— Task requirements —
Filter the listing below, copying every line in which the word "show" appears.

START The data

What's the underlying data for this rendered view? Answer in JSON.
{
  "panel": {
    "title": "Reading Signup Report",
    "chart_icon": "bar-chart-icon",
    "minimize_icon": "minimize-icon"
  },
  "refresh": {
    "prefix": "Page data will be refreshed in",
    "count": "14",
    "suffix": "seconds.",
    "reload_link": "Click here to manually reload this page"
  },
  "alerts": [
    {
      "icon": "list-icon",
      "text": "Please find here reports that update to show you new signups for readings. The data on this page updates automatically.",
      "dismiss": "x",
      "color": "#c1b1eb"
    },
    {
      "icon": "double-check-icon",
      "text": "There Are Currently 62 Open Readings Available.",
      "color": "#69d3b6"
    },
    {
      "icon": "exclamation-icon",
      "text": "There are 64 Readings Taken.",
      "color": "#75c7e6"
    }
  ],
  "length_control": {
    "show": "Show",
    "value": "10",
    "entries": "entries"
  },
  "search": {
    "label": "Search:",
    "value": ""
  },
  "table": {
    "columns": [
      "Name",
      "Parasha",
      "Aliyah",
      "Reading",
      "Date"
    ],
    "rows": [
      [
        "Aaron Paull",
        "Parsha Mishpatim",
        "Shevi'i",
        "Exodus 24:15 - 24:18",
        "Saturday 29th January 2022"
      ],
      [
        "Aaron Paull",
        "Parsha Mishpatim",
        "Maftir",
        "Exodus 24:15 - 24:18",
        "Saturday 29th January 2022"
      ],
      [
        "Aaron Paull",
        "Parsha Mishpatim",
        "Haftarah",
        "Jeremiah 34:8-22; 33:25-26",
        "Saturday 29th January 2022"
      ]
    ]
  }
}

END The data

— Response area —
      "text": "Please find here reports that update to show you new signups for readings. The data on this page updates automatically.",
    "show": "Show",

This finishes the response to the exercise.